If you’re expecting me to author a screed against the umps for blowing it … well, you’ll be disappointed. It was a wild play, and even TV replays didn’t capture what photos, which came to light only a day later, seemed to catch. (Pun intended.) Umpires are human. They make mistakes. And besides, I still remember a key game in the Braves’ stretch drive of 1991 ending in the Astrodome on a called third strike by Alejandro Pena that hasn’t to this day clipped a sliver of home plate.
But because this is Colorado the Braves are tracking, it reminded me of another Colorado team — one called the Buffaloes and based in Boulder — that benefited from another missed call almost two decades ago at the expense of another Atlanta-based team, one nicknamed the Yellow Jackets.
On Oct. 6, 1990, Colorado quarterback Charles Johnson scored on the game’s final play to beat Missouri.

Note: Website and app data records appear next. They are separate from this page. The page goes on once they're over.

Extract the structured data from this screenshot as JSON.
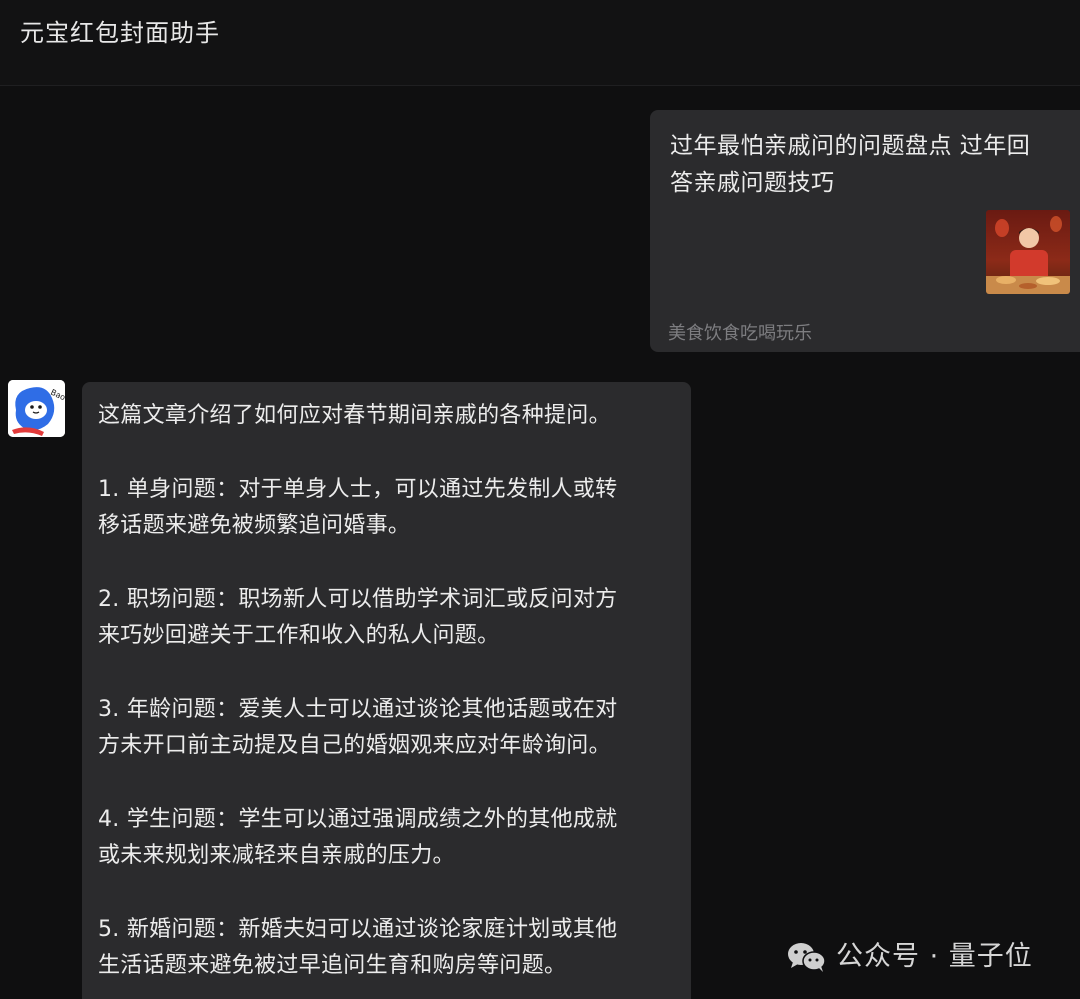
{
  "header": {
    "title": "元宝红包封面助手"
  },
  "user_message": {
    "title_line1": "过年最怕亲戚问的问题盘点 过年回",
    "title_line2": "答亲戚问题技巧",
    "source": "美食饮食吃喝玩乐",
    "thumbnail_icon": "article-thumbnail"
  },
  "bot": {
    "avatar_label": "Bao",
    "lines": [
      "这篇文章介绍了如何应对春节期间亲戚的各种提问。",
      "  1. 单身问题：对于单身人士，可以通过先发制人或转",
      "移话题来避免被频繁追问婚事。",
      "  2. 职场问题：职场新人可以借助学术词汇或反问对方",
      "来巧妙回避关于工作和收入的私人问题。",
      "  3. 年龄问题：爱美人士可以通过谈论其他话题或在对",
      "方未开口前主动提及自己的婚姻观来应对年龄询问。",
      "  4. 学生问题：学生可以通过强调成绩之外的其他成就",
      "或未来规划来减轻来自亲戚的压力。",
      "  5. 新婚问题：新婚夫妇可以通过谈论家庭计划或其他",
      "生活话题来避免被过早追问生育和购房等问题。"
    ]
  },
  "watermark": {
    "text": "公众号 · 量子位",
    "icon": "wechat-icon"
  },
  "colors": {
    "background": "#0f0f10",
    "bubble": "#2b2b2d",
    "text": "#ececec",
    "muted": "#7d7d80"
  }
}
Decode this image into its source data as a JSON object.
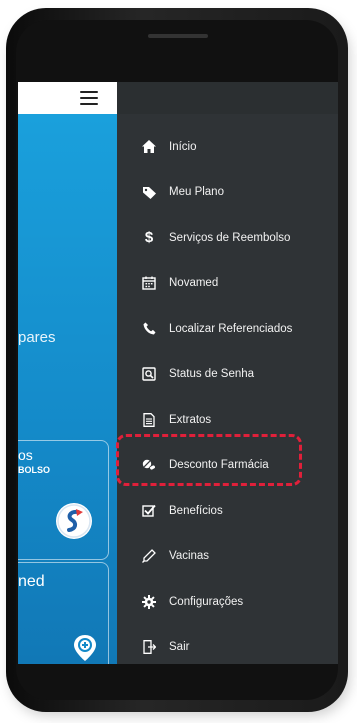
{
  "left_panel": {
    "comparar_fragment": "pares",
    "card1_title_fragment": "os",
    "card1_sub_fragment": "BOLSO",
    "card2_title_fragment": "ned"
  },
  "menu": {
    "items": [
      {
        "label": "Início",
        "icon": "home-icon"
      },
      {
        "label": "Meu Plano",
        "icon": "tag-icon"
      },
      {
        "label": "Serviços de Reembolso",
        "icon": "dollar-icon"
      },
      {
        "label": "Novamed",
        "icon": "calendar-icon"
      },
      {
        "label": "Localizar Referenciados",
        "icon": "phone-icon"
      },
      {
        "label": "Status de Senha",
        "icon": "search-document-icon"
      },
      {
        "label": "Extratos",
        "icon": "document-icon"
      },
      {
        "label": "Desconto Farmácia",
        "icon": "pills-icon"
      },
      {
        "label": "Benefícios",
        "icon": "checkbox-icon"
      },
      {
        "label": "Vacinas",
        "icon": "syringe-icon"
      },
      {
        "label": "Configurações",
        "icon": "gear-icon"
      },
      {
        "label": "Sair",
        "icon": "exit-icon"
      }
    ]
  },
  "colors": {
    "drawer_bg": "#2f3336",
    "app_blue": "#1489c8",
    "highlight": "#e0203a"
  }
}
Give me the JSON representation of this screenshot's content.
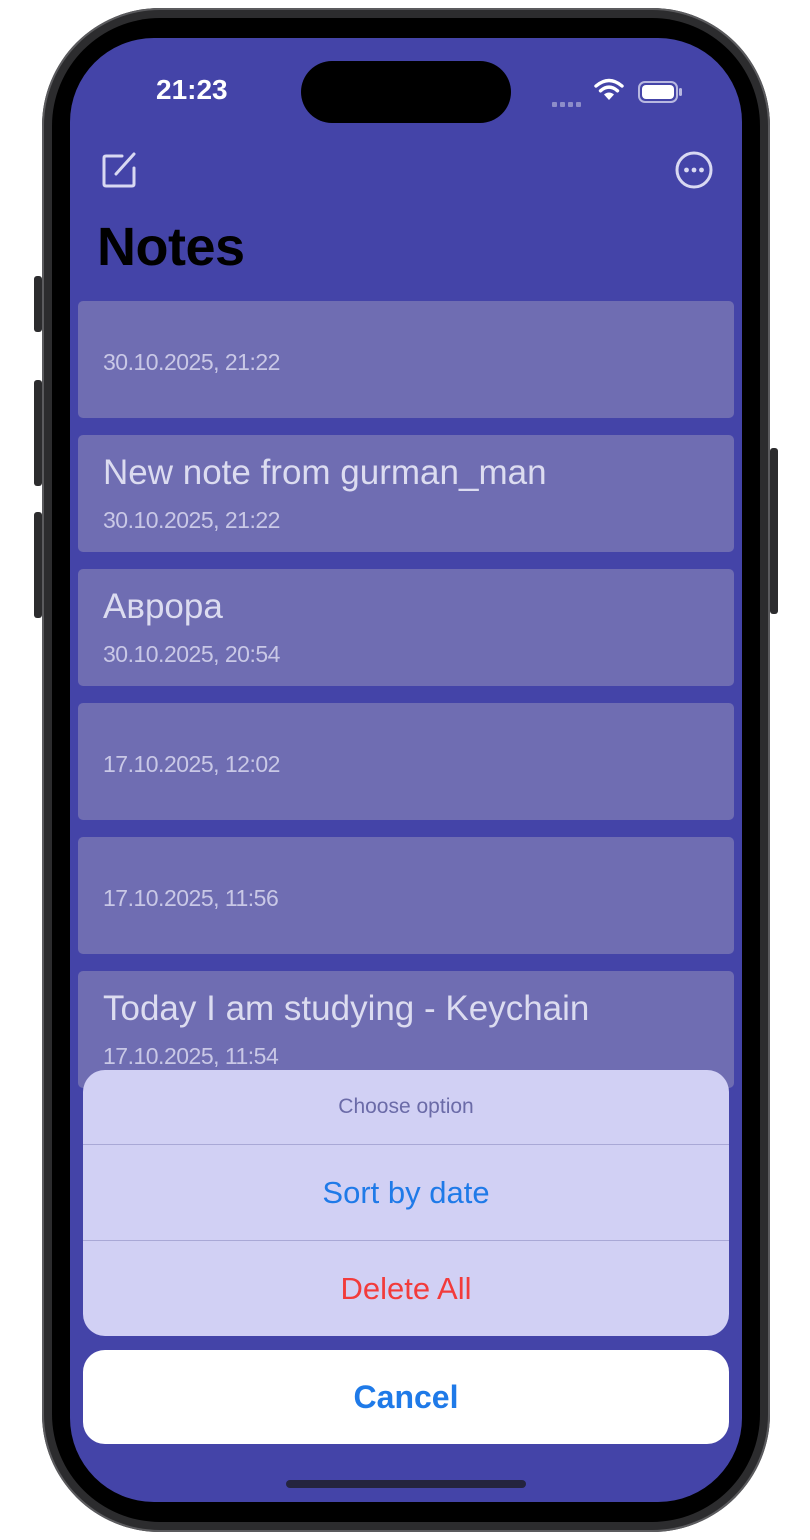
{
  "status_bar": {
    "time": "21:23",
    "icons": [
      "cellular-signal-icon",
      "wifi-icon",
      "battery-icon"
    ]
  },
  "nav": {
    "compose_icon": "compose-icon",
    "more_icon": "ellipsis-circle-icon"
  },
  "page": {
    "title": "Notes"
  },
  "notes": [
    {
      "title": "",
      "date": "30.10.2025, 21:22"
    },
    {
      "title": "New note from gurman_man",
      "date": "30.10.2025, 21:22"
    },
    {
      "title": "Аврора",
      "date": "30.10.2025, 20:54"
    },
    {
      "title": "",
      "date": "17.10.2025, 12:02"
    },
    {
      "title": "",
      "date": "17.10.2025, 11:56"
    },
    {
      "title": "Today I am studying - Keychain",
      "date": "17.10.2025, 11:54"
    }
  ],
  "action_sheet": {
    "title": "Choose option",
    "options": [
      {
        "label": "Sort by date",
        "style": "default"
      },
      {
        "label": "Delete All",
        "style": "destructive"
      }
    ],
    "cancel_label": "Cancel"
  },
  "colors": {
    "background": "#4444a8",
    "card": "#6f6db2",
    "sheet": "#d1d0f4",
    "accent": "#1f7ae8",
    "destructive": "#f23b3b"
  }
}
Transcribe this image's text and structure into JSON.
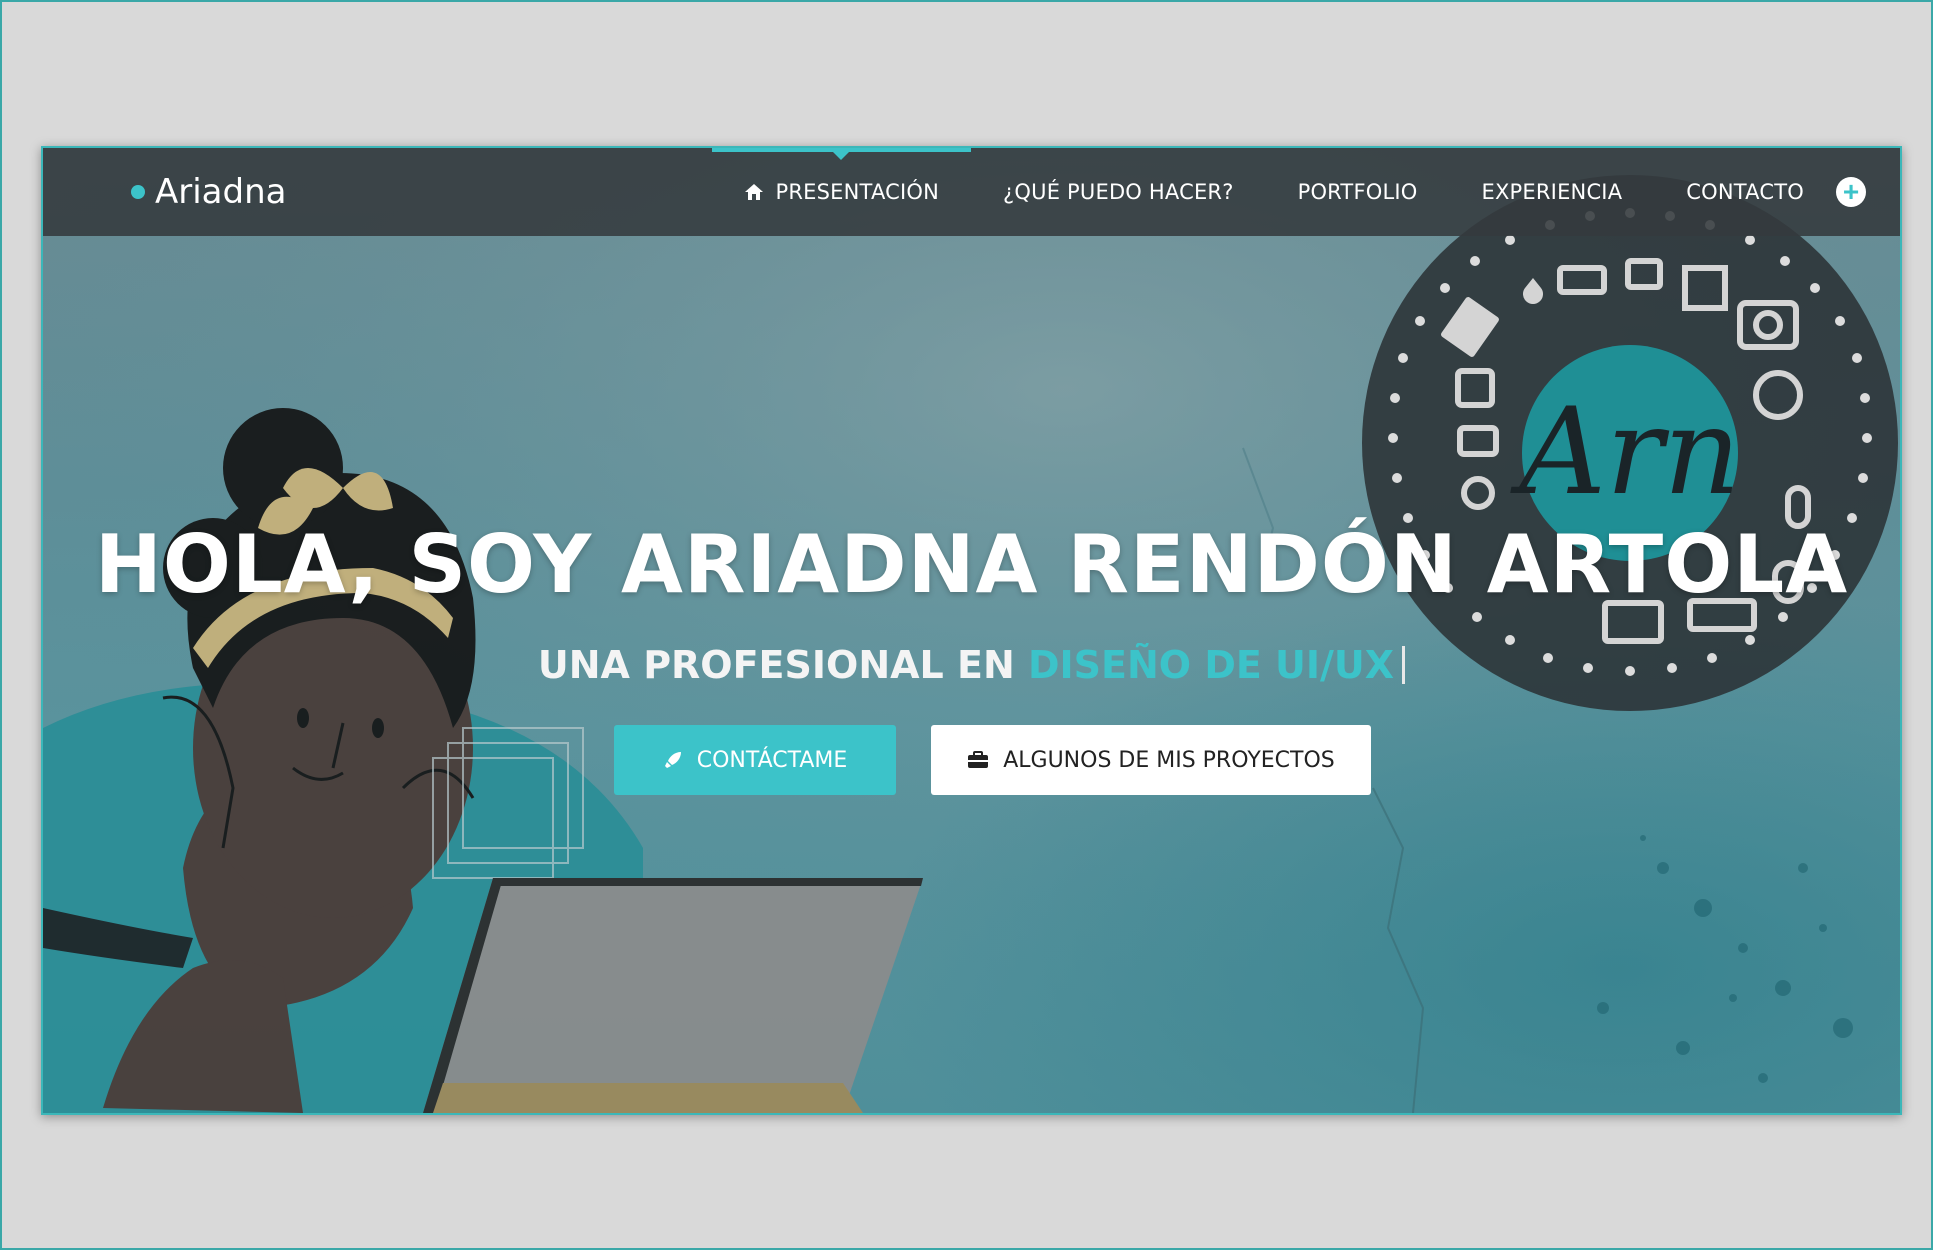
{
  "brand": {
    "name": "Ariadna",
    "accent": "#3cc3c9"
  },
  "nav": {
    "items": [
      {
        "label": "PRESENTACIÓN",
        "icon": "home-icon",
        "active": true
      },
      {
        "label": "¿QUÉ PUEDO HACER?",
        "active": false
      },
      {
        "label": "PORTFOLIO",
        "active": false
      },
      {
        "label": "EXPERIENCIA",
        "active": false
      },
      {
        "label": "CONTACTO",
        "active": false
      }
    ],
    "extra_icon": "plus-circle-icon"
  },
  "hero": {
    "title": "HOLA, SOY ARIADNA RENDÓN ARTOLA",
    "subtitle_prefix": "UNA PROFESIONAL EN ",
    "subtitle_highlight": "DISEÑO DE UI/UX"
  },
  "buttons": {
    "primary": {
      "label": "CONTÁCTAME",
      "icon": "rocket-icon"
    },
    "secondary": {
      "label": "ALGUNOS DE MIS PROYECTOS",
      "icon": "briefcase-icon"
    }
  },
  "logo": {
    "monogram": "Arn"
  },
  "colors": {
    "navbar": "#343a3e",
    "accent": "#3cc3c9",
    "skin": "#4a3a36",
    "shirt": "#2b8e97",
    "headband": "#c9b27a"
  }
}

Only the game’s final play was a Buffalo bonus. The officials had lost track of downs, and technically Colorado scored on fifth-and-goal. This became a bigger deal as the season unfolded and the Buffaloes ascended to No. 1 in the polls.
It became a massive deal locally because Georgia Tech finished its season 11-0-1 to Colorado’s 11-1-1 but finished No. 2 in the Associated Press poll. The Jackets were awarded the UPI national championship by one vote over the Buffaloes, but the Fifth Down rankles fans of the Institute still. (As does the clipping call that wiped out Rocket Ismail’s punt return that would have given Notre Dame the lead over Colorado in the Orange Bowl.)
Some suggested in the aftermath that Colorado should forfeit the Missouri victory, given that it won on a play that shouldn’t have been. In 1940 Cornell had scored on a similar extra down to beat Dartmouth. Being all gentlemanly — it was the Ivy League — Cornell offered to forfeit. The game is listed as a 3-0 Dartmouth victory.
The Buffaloes made no such gesture. The Rockies haven’t, either. And I wouldn’t hold my breath in anticipation of one.